I'm also seeing that my numbering is all off. My day of "rest" (Saturday) should be numberless, though the more conventional Lenten rest day is Sunday. So, yeah.

Friday, April 4, 2014

31. What It's Like

Like the 5,000 ground forces and
164 APCs of the Moldovan Army,
my love provides security
appropriate to the size and geography
of its borders and interests.

Like the russet potatoes on the kitchen counter,
bought for when cooking anything else 
is just too much work, my love
is practical and satisfying.

The bowsprit rising and falling
on unsubtle seas, pointing
the way of the vessel it leads
also aptly describes my love.

When you rent a movie from Redbox
you bring to an unplanned evening
comfortable, affordable entertainment.
My love is like that more often than like
the unbroken horse raging at
the hackamore it feels but cannot shake off.

What else: stars over the desert
blocked by clouds, dirty socks
scenting a tent with decay,
a dog begging for people food,
an earthquake that rolls instead
of shakes, a run in a hand of pinochle
encouraging a risky bid.

A paper towel: transformed, refined,
seemingly inexhaustible, marvel
disguised as common thing.

Thursday, April 3, 2014

Poems up

I have four poems in Wild, a new venture some friends of mine put together. I had forgotten I had sent these over, so it was a nice surprise to see them. There's art, fiction, and other stuff to look at, too, including a great site epigraph taken from Charlotte Brontë. Check it out.

30. propeller

Wednesday, April 2, 2014

29. There was a color, there was a swatch.

The color on the swatch did not match
The color on the wall. The swatch meant
To tell us what would be, saying, This
Is the color beneath the lid, and this
Is what your wall will look like soon.
But small color, perhaps, means
Differently than when expanded onto
The wall of a room, a house, that dresser
Near the window. Your eyes are blue.
Lovely. Too much when coloring all things.
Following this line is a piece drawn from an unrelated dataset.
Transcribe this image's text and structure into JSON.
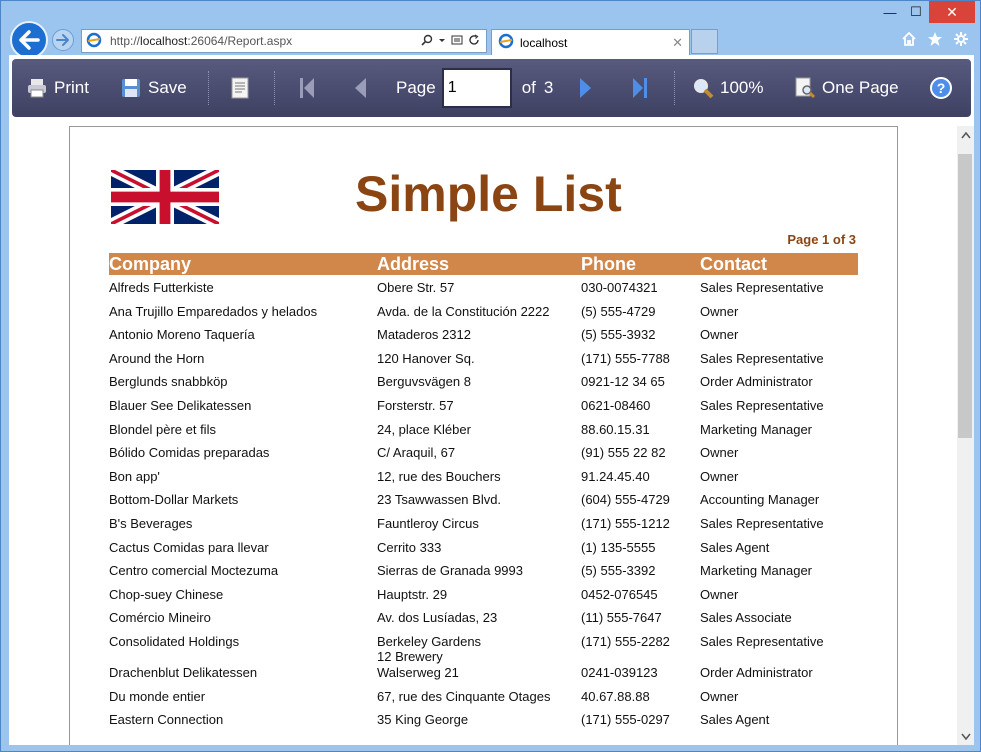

28. Around the World

Sidewalk chalk marks Around the World, written worold 
by the boy who wrote it after Around the beneath
chalk-drawn cars adjacent to marks we shoot by.

He also outlined USA, with outsized California and HI
& AK. The boy’s your brother, you are my opponent.
I shoot with my left hand only. You don't use your legs

like I’ve taught but cannot enforce with punishment 

because that would be weird. Your brother came out after
homework to join us. He has no game so instead 

drew with what I used to make x's for each shot stop. 
You marked his shirt with it, too. He shouted,
What the hey!! You do that kind of thing. 

You will again, which do, present tense, implies, 
fact you would mention if I were speaking this.
You win. I remind you I shot left-handed.